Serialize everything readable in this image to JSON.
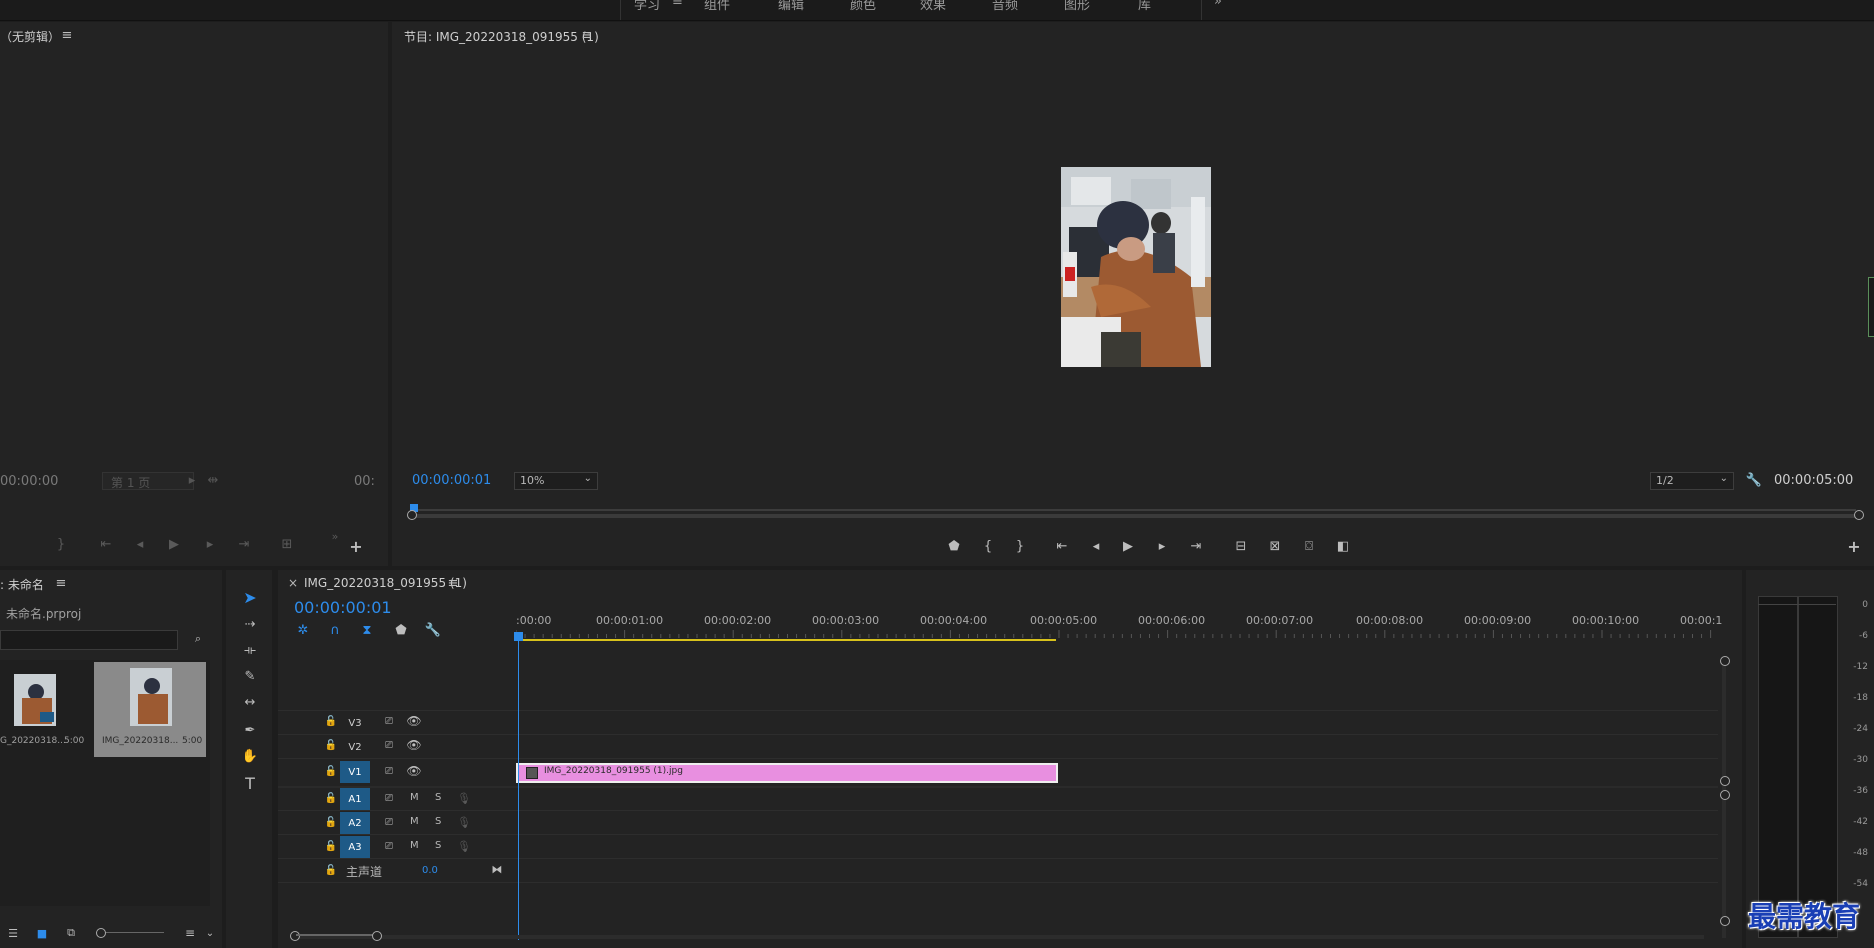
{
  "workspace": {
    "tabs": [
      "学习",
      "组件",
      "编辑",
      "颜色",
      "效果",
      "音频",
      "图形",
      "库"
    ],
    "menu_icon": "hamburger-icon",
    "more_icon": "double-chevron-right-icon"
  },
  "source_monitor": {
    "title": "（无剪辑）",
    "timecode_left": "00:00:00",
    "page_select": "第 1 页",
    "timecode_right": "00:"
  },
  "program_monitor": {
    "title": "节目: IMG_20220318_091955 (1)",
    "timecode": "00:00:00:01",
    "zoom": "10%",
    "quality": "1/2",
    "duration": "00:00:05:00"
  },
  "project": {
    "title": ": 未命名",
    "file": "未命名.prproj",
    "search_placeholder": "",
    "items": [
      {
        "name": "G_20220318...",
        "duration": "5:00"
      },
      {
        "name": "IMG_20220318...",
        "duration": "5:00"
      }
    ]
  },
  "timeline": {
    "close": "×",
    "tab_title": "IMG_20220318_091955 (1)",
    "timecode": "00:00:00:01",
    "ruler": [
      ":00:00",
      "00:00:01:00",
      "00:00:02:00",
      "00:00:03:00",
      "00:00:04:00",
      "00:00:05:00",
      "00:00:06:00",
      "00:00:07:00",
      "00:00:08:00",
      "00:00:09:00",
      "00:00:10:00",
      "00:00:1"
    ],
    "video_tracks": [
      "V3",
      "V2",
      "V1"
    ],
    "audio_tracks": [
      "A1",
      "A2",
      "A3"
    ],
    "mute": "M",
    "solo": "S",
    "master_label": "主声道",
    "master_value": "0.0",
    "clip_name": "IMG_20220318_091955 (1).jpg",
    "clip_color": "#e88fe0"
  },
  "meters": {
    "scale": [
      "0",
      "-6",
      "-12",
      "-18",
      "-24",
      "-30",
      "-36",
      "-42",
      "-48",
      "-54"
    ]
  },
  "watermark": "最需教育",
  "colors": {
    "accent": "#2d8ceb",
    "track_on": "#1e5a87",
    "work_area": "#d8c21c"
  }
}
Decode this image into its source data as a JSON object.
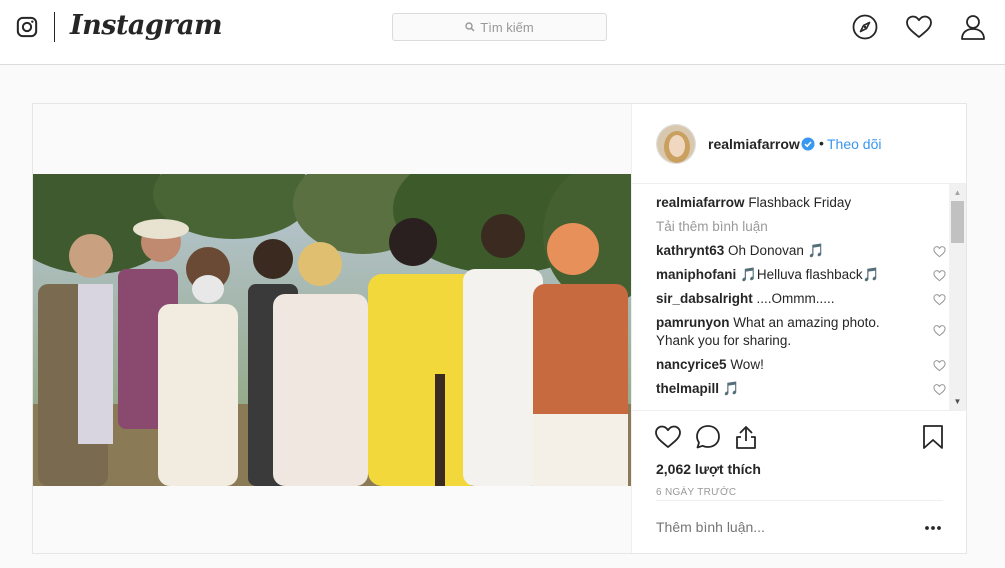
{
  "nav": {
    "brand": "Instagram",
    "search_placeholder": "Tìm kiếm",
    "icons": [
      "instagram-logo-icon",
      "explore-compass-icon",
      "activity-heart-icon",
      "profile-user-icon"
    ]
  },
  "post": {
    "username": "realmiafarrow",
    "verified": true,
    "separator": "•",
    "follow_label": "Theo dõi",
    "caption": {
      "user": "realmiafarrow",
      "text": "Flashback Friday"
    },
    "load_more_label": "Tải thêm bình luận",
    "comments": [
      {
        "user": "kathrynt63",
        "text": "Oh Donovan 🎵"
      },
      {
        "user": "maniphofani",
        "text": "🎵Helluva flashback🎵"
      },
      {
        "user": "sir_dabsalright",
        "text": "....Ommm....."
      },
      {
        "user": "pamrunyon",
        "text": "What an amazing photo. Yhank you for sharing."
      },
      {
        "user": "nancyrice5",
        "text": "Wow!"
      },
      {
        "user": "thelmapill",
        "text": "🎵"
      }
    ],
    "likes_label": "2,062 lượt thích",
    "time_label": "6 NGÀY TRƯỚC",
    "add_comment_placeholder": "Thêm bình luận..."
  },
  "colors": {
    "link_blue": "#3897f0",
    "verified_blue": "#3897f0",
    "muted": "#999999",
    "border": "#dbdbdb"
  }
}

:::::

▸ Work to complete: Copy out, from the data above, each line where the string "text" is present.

▸ Finished exercise:
      "text": "Flashback Friday"
        "text": "Oh Donovan 🎵"
        "text": "🎵Helluva flashback🎵"
        "text": "....Ommm....."
        "text": "What an amazing photo. Yhank you for sharing."
        "text": "Wow!"
        "text": "🎵"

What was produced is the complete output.